Creating an A+ Trade Show Exhibit
Studies confirm prospects and customers attend trade shows to learn. 60% of attendees surveyed say they come to shows because they want to increase their own professional knowledge—and that their efforts at trade show learning include an average of nine and a half hours per show viewing the exhibits.
However, despite prospects’ and customers’ desire to learn at trade shows, it isn’t easy to draw or hold their attention. Not when they are being bombarded with hundreds of exhibits and thousands of products and marketing messages.
To overcome this competition for attendees’ attention, you need a solid event marketing strategy. Here’s how you can create an A+ exhibit to distinguish your company from the crowd and persuade visitors to stop by:
Set Your Goals and Objectives
What do you hope to achieve from your trade show participation? Always start by articulating your goals clearly. Do you want to increase company awareness? Generate qualified leads for your sales force? Launch a new product?
Be SMART about setting your goals. Make sure your objectives are specific, measurable, attainable, relevant and timely.
Even if you’ve set goals in the past, check-in with senior management. Business plans change and priorities evolve. Make sure your goals still track with management’s.
Create Your Plan
With objectives clearly defined, it’s time to create a strategic plan to achieve (and hopefully exceed) those goals.
Forbes author and consultant Andrew Klausner recommends these plan elements:
- Detail the specific activities you intend to undertake
- Identify the audience each activity is targeted at
- Specify how you’re going to measure success
- Be flexible enough to allow adjustments as necessary
- Stipulate who on your team is responsible for each activity
Define the Experience
The design of your trade show exhibit and visitor experience are a primary way to stand out from other booths and to express your brand. In order to achieve effective trade show learning, every element should be consistent, positive and inviting. After all, your competitors are just an aisle or two away and ready to connect with the same prospects – or worse, your customers. If competitors do speak with members of your target audience, you want to make sure you’ve provided a superior exhibit and experience.
As you plan your experience, ask questions like:
- What will the attendee experience be like? It is quick? Or an enriched trade show learning experience?
- How will attendees flow through the exhibit? Is there a central starting point? Can the experience begin from any approach?
- Will attendees participate on their own, or will exhibit staff be on hand to facilitate the journey?
- Are there interesting design elements, visuals or lighting to accent the experience?
- How and where is contact or lead information captured?
- Do you want attendees to share their experience on social media? If so, how do you make it easy and quick?
Think about each and every moment of your customer or prospect’s journey and clearly define all the touch points needed to support the experience and create the desired perception.
Make a Plan for Engagement
rated activities and thought-out technology applications go a long way to foster attendee engagement – as long as each supports your message. For example:

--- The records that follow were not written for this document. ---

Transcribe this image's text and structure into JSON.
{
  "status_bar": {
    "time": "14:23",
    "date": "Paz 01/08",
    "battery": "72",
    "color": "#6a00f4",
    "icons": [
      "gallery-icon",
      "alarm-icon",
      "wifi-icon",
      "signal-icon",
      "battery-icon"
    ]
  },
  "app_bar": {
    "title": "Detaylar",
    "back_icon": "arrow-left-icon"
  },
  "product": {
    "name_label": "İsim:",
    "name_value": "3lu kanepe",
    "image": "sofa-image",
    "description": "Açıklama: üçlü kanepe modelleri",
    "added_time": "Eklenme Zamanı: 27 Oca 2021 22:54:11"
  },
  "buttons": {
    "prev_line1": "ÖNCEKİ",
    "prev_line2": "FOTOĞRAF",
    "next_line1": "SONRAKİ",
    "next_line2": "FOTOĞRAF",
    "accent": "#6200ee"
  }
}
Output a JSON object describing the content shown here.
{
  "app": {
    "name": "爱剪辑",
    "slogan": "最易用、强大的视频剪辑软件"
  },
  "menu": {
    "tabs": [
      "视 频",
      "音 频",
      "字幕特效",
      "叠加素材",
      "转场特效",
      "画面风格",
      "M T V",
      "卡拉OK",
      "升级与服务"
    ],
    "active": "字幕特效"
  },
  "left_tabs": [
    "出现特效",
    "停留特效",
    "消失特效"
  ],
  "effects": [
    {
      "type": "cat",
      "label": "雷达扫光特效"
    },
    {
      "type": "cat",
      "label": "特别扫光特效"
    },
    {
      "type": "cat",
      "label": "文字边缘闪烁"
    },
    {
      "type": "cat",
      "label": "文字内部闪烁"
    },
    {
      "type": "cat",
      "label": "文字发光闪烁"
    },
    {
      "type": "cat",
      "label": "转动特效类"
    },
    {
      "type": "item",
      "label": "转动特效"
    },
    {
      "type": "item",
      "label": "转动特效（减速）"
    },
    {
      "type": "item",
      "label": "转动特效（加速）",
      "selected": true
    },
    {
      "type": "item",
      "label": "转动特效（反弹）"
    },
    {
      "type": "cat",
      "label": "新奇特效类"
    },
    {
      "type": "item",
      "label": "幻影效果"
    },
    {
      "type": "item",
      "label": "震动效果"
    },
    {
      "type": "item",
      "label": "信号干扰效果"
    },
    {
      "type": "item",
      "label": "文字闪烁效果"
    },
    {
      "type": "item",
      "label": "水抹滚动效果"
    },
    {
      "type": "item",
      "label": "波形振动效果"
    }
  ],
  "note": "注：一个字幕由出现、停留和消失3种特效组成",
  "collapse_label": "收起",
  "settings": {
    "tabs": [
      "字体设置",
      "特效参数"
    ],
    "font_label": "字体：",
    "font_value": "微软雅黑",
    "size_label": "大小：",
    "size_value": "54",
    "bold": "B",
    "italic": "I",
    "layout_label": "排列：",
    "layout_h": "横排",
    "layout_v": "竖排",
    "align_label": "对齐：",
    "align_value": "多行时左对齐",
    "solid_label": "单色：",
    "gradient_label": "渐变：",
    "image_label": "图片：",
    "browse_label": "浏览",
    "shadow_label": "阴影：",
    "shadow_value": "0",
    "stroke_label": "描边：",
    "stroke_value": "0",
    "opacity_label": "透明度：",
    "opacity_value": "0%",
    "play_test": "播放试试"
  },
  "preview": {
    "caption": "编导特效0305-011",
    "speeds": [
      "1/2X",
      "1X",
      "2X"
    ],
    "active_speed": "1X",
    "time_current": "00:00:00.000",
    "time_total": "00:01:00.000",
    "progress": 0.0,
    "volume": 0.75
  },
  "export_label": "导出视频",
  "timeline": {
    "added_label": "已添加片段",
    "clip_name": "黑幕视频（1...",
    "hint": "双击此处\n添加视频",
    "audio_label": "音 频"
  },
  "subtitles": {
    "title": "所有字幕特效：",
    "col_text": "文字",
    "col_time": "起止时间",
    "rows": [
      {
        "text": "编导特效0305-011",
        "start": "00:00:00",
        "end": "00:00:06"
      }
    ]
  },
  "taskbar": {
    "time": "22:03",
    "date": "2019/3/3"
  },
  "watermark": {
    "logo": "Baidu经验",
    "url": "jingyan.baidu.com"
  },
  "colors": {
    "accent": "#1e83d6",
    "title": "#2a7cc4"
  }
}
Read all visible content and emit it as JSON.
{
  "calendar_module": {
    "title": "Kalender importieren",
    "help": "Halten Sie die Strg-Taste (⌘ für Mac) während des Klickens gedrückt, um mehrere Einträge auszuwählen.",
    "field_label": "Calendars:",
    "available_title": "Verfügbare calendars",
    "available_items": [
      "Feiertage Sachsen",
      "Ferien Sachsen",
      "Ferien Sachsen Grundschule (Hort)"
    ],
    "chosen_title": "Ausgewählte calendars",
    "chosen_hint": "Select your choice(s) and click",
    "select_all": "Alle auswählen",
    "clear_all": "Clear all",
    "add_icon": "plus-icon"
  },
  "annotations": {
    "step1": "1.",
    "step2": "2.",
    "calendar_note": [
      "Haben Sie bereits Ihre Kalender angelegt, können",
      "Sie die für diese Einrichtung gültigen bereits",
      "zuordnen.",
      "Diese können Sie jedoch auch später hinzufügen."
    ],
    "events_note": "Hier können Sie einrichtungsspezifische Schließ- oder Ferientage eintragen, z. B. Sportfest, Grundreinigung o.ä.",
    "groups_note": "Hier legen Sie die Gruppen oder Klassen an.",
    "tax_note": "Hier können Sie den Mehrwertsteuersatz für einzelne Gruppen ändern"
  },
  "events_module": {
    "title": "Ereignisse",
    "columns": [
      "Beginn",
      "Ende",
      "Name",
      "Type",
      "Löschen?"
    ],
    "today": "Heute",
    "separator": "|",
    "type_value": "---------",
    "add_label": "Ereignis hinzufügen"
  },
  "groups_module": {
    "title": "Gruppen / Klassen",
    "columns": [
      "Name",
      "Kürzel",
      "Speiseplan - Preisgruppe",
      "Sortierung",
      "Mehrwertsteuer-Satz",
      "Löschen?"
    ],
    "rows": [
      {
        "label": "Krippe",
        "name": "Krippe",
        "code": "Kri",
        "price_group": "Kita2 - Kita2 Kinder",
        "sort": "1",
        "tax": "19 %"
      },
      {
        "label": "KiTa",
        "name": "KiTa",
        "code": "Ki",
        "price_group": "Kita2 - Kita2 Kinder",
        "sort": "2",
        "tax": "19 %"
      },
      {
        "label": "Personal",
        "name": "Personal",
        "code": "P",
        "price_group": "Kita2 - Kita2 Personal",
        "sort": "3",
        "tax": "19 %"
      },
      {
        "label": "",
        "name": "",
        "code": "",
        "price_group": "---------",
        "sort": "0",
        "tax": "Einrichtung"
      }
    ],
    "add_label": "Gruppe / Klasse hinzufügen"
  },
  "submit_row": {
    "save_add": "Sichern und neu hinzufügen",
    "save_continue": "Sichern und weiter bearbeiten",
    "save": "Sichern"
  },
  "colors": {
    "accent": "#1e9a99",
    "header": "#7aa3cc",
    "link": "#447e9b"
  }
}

- New technologies like virtual reality bring your product stories to life in new and powerful ways
- Gamified activities add a spirit of competition and boost participation
- Simple quizzes and polls increase attendee knowledge retention while providing valuable audience insights
- Remember 66 percent of attendees are here for trade show learning. Deliver the knowledge they seek.
Staff for Success
Engaging attendees on the trade show floor requires a different approach. Your staff has the potential to encounter hundreds of prospects over a few show days, compared to the handful of people they’d talk to or meet with during a typical day.
As the front line representation of your brand, the most successful exhibitors proactively greet and engage attendees. Warm, friendly and professional personnel are a must.
Beyond the initial engagement, make sure your staff asks open-ended questions and are able to quickly, but politely, disengage if a guest isn’t a prospect. It’s also important to record conversation notes and capture contact information. Pre-show training sessions are a great time to make sure all staff are well-versed in what’s they’re expected to do while working the exhibit.
Follow-Up After the Show
Despite all the effort put into creating an exhibit program, there are still many companies who don’t follow-up with their show leads.
Provide your team with sample emails and materials to jump-start the lead follow-up process. Work hand-in-hand with sales leadership to keep an eye any proposals generated or closed sales from leads generated at the show.
Follow these tips and delivering an A+ exhibit will be well within your reach.